Carswell Air Force Base, TX Bomber Crash, Sep 1949

B-36 Peacemaker Photo.jpg
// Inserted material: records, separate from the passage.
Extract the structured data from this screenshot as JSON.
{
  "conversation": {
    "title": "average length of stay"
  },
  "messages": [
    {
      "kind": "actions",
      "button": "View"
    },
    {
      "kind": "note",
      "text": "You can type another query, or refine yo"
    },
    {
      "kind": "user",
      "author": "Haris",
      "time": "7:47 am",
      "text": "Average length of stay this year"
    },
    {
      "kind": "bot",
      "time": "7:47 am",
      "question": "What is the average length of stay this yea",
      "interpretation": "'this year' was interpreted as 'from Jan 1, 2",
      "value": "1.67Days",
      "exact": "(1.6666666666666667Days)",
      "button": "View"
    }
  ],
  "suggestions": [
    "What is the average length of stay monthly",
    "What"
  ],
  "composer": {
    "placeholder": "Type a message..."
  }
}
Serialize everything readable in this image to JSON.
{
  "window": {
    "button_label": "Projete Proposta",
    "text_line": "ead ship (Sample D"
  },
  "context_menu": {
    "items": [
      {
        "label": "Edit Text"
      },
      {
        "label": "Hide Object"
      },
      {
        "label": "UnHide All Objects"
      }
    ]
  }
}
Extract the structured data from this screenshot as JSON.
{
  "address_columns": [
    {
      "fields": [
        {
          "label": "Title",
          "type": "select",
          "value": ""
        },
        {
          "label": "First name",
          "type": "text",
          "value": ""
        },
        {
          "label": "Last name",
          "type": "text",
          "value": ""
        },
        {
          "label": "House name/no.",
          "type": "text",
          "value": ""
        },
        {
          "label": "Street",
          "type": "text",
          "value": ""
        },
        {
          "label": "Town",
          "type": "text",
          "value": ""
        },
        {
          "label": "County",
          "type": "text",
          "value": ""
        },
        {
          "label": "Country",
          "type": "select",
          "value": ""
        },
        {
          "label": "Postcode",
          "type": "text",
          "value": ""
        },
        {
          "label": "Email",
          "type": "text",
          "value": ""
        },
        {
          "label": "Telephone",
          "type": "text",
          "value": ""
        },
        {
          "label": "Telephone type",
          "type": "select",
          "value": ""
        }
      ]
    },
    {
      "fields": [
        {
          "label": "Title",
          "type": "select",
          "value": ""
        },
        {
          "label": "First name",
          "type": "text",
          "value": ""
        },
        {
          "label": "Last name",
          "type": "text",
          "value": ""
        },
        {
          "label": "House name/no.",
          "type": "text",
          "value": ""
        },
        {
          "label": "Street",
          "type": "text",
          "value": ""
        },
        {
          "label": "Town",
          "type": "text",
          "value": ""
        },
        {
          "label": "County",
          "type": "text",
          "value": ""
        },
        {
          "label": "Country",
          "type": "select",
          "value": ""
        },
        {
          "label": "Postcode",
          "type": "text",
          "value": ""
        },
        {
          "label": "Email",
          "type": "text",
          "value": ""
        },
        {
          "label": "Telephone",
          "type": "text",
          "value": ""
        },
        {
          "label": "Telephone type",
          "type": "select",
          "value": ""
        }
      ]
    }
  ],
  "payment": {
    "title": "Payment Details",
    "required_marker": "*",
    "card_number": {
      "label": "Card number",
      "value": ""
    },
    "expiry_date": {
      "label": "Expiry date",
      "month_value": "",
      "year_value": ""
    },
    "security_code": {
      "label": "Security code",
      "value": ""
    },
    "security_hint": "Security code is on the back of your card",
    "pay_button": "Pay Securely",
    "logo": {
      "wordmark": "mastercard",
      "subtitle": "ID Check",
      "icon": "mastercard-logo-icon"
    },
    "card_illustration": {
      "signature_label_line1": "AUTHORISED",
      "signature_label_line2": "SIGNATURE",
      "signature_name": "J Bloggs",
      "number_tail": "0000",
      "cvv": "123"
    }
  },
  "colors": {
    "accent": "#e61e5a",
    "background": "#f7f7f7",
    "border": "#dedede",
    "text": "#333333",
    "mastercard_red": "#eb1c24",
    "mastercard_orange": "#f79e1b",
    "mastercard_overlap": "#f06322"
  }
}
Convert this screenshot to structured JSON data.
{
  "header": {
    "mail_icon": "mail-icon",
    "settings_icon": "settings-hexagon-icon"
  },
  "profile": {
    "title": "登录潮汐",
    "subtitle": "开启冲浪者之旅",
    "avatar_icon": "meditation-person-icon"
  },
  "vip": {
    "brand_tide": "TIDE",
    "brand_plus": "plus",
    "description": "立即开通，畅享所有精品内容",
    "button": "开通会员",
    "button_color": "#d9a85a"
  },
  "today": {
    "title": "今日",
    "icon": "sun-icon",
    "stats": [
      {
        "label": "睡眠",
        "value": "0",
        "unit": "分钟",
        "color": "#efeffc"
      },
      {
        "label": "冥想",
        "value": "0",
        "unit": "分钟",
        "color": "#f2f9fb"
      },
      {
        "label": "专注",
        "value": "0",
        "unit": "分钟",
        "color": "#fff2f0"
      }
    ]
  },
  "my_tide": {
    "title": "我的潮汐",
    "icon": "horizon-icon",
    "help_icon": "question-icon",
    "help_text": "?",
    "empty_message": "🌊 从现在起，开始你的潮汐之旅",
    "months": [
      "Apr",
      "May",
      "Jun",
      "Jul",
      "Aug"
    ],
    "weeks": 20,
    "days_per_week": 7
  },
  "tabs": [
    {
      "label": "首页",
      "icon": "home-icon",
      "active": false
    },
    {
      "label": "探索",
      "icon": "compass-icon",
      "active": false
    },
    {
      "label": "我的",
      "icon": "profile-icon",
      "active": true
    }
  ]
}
Fort Worth, Sept. 16. (AP) -- What caused the first crash of a B-36 is the big question at Carswell Air Force Base tonight.
The giant bomber should have flown -- but didn't.
Five airmen died when the great ship failed to take off last night and roared into a lake at 100 miles per hour. Three bodies have been found. Two are missing. Eight men escaped with slight injuries.
"After questioning all of the men involved in the accident, we are more in the dark than ever as to its cause," Maj. Gen. Roger M. Ramey, EIghth Air Force commander, said. "When we salvage the plane, we may find the answer."
A grim, silvery island -- broken wreckage of a plane as big as three five-room houses -- marked the scene of the crash in Lake Worth. A diver found the body of Maj. JOSEPH L. LEMMING, JR., of Dayton, Ohio, in the plane today. He located one other body which was not brought to the surface immediately. Two other bodies are missing.
T/Sgt. WILLIAM G. SEYMOUR of Fort Worth, son of Mr. and Mrs. C. D. Seymour of Charleston, W. Va., died shortly after the crash. The three whose bodies have not been recovered were:
M/Sgt. JOHN G. STANKO, relief flight engineer, Appollo, Pa.
Lt. HERMAN S. STYLES, JR., radioman-navigator-bombardier, native of Lynch, Ky., whose parents live at San Antonio.
Capt. HAROLD KERNODLE, 30, spare pilot, son of Mr. and Mrs. Joseph M. Kernodle of Hampden Sydney, Va. His widow and two infant daughters live in Fort Worth.
"Maj. Troy B. Husband, the pilot, said everything checked out before the takeoff," Gen. Ramey declared. "Everything was in good shape. He started down the runway, got to a speed of 110 miles per hour, felt the ship become light and take off and then felt it begin to settle back to the runway."
'He then called for emergency power, and the flight engineer, First Lt. Richard L. English, gave him emergency power. The emergency power was indicated on the instruments, but the plane was not delivering it. It did not become airborne again."
"By that time, the 36 had reached the end of the runway and Maj. Husband horsed back on the stick to keep the nose high for the impace with the water. But the nose did not stay high. The plane hit the water, nose first. The nose took a terrific jolt. All four missing men were in the nose."
"It was a regrettable accident, but an accident we all knew would come some day. When men handle machines, whether the machines be bicycles or aircraft, you must expect accidents. We have flown the B-36 two years without a previous serious accident, more than 5000 hours without serious trouble."
The world's largest land based bomber was built to carry a 10,000-pound bomb load 10,000 miles. From United States bases it could hit any target anywhere in the world -- and return.
The eight survivors were rescued from the lake and top of the ship. They were interviewed at a news conference this morning.

Galveston Daily News Texas 1949-09-17